◆ **Given records**
--- START ---

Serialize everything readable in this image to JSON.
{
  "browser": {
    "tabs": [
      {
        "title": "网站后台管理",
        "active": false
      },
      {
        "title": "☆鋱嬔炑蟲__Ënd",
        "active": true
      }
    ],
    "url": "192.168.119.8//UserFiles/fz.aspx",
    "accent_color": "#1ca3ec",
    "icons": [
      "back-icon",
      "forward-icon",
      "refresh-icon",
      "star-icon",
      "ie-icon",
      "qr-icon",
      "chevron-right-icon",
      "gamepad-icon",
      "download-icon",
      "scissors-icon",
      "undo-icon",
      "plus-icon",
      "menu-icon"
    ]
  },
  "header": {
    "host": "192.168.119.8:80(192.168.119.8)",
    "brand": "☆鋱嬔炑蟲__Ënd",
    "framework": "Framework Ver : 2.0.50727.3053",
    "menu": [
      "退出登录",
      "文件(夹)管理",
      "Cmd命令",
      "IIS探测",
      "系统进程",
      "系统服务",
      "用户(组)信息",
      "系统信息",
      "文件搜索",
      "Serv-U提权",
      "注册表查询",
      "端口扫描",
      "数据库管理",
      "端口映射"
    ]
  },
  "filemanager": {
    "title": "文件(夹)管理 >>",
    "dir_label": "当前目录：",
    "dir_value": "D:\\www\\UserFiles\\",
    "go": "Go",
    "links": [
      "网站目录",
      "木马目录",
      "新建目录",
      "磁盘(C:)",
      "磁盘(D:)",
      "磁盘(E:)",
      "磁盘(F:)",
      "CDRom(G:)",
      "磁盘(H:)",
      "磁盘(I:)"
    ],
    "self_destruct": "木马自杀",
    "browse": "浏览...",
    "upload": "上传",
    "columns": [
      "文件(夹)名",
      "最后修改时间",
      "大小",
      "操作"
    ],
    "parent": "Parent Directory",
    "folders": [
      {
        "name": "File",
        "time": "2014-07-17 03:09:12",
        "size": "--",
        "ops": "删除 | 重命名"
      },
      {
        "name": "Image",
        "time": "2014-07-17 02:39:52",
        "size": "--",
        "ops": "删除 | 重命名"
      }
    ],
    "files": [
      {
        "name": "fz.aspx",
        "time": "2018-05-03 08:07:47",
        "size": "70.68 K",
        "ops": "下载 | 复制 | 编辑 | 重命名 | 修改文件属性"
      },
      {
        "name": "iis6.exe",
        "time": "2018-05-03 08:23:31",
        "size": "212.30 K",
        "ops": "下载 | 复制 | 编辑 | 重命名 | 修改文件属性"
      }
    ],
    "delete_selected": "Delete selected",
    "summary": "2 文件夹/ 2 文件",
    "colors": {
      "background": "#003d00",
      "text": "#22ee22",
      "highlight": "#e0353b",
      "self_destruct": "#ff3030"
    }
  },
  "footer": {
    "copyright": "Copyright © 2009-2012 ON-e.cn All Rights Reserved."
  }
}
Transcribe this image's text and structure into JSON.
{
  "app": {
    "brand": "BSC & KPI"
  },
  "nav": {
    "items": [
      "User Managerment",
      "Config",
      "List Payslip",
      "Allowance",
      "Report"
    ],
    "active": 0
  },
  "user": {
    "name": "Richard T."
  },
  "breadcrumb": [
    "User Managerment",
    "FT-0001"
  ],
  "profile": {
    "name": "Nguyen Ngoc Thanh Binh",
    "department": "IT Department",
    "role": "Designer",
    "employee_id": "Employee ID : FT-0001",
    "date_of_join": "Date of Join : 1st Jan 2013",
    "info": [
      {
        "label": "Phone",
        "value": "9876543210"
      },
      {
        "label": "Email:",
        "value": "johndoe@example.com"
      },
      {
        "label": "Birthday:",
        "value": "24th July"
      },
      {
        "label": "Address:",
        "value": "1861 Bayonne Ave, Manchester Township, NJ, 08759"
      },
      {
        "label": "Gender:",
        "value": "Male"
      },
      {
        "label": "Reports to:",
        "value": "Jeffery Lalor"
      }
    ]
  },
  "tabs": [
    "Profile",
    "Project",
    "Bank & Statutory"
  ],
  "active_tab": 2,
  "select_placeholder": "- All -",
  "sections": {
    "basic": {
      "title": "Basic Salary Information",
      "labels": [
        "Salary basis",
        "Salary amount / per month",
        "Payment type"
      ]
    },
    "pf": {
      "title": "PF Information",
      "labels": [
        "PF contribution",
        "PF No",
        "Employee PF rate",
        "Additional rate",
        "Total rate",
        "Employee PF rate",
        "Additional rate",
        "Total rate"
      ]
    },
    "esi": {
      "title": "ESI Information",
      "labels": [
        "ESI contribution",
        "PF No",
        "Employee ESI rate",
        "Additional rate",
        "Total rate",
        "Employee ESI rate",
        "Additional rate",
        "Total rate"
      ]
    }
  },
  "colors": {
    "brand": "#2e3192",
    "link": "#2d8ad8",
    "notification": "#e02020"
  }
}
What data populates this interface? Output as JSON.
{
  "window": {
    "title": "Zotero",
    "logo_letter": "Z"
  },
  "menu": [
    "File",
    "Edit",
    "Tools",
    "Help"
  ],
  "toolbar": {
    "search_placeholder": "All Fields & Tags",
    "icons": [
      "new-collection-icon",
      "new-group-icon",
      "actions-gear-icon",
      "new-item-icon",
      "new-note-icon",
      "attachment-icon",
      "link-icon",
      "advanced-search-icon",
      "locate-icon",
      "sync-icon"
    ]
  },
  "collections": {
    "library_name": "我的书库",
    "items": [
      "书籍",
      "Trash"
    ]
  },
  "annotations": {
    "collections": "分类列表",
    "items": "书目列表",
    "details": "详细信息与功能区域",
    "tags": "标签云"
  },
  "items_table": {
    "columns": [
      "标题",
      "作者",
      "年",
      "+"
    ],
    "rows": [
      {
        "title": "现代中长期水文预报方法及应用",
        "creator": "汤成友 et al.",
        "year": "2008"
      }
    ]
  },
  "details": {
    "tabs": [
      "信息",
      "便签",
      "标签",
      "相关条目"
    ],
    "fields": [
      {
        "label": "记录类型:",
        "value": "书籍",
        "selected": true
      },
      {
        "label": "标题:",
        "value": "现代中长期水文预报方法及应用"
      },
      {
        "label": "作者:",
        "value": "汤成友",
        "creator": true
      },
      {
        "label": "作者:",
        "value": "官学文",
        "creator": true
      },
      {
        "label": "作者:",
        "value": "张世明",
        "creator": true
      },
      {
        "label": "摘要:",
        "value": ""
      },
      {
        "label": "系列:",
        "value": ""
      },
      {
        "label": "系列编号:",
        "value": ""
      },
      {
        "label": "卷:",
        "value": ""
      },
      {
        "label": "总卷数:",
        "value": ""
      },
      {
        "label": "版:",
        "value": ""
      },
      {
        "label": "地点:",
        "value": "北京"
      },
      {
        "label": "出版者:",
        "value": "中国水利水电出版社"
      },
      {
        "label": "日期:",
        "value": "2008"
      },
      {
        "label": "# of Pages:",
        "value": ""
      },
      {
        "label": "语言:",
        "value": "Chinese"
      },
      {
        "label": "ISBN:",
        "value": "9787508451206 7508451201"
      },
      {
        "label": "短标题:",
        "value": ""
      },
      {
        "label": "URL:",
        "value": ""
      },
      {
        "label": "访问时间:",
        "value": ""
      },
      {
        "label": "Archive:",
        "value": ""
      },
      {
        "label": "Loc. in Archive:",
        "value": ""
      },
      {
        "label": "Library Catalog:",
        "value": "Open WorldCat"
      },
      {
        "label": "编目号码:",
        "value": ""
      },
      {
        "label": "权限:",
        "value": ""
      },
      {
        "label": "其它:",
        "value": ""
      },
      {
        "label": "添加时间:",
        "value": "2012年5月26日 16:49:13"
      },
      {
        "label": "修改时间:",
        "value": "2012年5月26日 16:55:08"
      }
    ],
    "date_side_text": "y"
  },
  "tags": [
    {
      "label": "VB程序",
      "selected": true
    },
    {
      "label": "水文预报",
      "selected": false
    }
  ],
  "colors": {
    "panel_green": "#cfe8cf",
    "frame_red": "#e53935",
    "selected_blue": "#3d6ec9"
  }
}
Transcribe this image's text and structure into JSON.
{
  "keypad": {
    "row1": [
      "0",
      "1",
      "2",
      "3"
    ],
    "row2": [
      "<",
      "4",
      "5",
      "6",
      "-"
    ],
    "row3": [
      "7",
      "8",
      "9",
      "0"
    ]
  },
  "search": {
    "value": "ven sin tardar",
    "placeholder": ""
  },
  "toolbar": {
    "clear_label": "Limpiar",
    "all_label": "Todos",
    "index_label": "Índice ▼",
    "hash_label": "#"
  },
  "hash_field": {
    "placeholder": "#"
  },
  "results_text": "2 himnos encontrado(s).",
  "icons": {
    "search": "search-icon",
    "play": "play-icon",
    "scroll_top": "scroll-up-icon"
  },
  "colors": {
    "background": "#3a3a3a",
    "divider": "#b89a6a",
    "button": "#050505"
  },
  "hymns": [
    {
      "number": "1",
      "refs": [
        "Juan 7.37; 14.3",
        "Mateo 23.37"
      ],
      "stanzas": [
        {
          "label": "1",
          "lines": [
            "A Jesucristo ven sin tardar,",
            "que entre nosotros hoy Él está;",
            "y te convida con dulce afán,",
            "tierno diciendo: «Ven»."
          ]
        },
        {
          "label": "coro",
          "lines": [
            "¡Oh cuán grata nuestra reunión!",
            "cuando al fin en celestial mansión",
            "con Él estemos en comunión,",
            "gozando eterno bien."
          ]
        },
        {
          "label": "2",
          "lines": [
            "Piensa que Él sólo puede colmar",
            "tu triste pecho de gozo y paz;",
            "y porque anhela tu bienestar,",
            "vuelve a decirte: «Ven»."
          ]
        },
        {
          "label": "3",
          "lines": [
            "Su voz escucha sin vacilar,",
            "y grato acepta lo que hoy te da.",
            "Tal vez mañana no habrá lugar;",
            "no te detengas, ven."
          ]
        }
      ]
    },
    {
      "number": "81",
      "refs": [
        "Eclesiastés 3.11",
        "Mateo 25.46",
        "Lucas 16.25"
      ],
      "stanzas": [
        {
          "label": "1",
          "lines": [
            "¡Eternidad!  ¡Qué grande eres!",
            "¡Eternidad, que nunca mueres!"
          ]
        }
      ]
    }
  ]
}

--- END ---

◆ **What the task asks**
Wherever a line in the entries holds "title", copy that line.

◆ **Written reply**
        "title": "网站后台管理",
        "title": "☆鋱嬔炑蟲__Ënd",
    "title": "文件(夹)管理 >>",
      "title": "Basic Salary Information",
      "title": "PF Information",
      "title": "ESI Information",
    "title": "Zotero",
        "title": "现代中长期水文预报方法及应用",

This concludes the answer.